Click here to register (select Friends of the Monstorous Root Ball team):
More details about the project below.  Hope you can join us!
DATE: Saturday, May 18, 2013
TIME: Noon – 3.30pm
WHERE: King Conservation District – 29th Ave SW & SW Brandon St Seattle 98106 | Neighborhood: Delridge/West Seattle
# of volunteers: 60 | Minimum age: 7
Volunteers will be helping improve salmon and wildlife habitat in the Brandon Street Natural Area. This work will include: removing invasive species, spreading mulch to increase soil fertility, and maintaining the thousands of plants that have previously been installed by volunteers.
Volunteering is a great way to give back to your community. Longfellow Creek and the Brandon Street Natural Area are important to the urban ecology of Seattle. Longfellow Creek is one of the last four free-flowing, salmon bearing creeks in Seattle. It is vital to repair and enhance the habitat around this resource for salmon, wildlife, and the residents of this community. This work has been completed solely through volunteers in partnership with the King Conservation District for over seven years.
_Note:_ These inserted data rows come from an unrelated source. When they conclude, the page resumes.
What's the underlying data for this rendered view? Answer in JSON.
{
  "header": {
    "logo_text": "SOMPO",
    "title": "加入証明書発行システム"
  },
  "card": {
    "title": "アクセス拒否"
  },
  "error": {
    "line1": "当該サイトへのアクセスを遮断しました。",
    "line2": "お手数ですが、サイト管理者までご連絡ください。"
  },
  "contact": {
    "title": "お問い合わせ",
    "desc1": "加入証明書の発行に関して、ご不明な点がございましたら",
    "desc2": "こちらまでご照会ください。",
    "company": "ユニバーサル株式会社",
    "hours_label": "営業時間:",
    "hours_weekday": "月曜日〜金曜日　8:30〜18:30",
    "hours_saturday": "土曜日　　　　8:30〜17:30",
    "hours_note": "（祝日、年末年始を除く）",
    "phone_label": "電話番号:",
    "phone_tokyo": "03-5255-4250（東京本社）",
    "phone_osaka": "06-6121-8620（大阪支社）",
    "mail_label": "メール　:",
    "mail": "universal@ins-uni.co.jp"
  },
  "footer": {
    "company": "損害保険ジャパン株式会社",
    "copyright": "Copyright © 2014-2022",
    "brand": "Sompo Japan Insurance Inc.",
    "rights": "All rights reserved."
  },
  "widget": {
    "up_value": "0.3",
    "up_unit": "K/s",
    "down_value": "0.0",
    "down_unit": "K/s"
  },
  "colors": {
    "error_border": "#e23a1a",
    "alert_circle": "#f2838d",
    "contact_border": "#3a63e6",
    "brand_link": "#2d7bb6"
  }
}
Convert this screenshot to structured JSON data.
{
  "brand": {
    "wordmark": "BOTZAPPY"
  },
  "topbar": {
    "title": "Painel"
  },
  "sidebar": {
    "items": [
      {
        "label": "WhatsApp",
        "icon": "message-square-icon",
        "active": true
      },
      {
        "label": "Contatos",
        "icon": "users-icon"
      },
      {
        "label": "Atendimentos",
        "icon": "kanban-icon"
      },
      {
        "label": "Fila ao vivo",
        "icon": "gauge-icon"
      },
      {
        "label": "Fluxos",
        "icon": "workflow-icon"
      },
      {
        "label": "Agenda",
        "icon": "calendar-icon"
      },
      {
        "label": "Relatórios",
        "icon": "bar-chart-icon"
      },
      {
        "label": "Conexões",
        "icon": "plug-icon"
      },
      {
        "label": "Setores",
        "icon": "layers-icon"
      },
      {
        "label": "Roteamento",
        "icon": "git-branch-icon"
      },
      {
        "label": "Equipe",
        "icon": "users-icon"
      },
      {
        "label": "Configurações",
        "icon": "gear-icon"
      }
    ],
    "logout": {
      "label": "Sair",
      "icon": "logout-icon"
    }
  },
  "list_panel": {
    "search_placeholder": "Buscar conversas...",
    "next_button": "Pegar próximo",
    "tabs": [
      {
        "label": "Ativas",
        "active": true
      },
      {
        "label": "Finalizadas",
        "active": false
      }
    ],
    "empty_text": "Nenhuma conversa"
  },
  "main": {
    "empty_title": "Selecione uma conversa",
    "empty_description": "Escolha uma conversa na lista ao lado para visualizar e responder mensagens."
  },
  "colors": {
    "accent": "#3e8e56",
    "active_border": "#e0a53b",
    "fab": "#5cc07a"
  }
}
When the project is done around 3:30, there’s always a rocking party at Seattle Center’s Fisher Pavilion (food, drink [hosted beer], entertainment!)
Support Seattle Works
Your contribution supports Seattle Works’ year-round work to connect local organizations with enthusiastic and dedicated volunteers. They facilitated over 20,000 hours of volunteer service last year alone! Your investment and participation in Seattle Works Day helps them do it.Seattle Works Day provides an easy, effective and fun way to support your community. And hopefully it will be something that inspires YOU to continue connecting!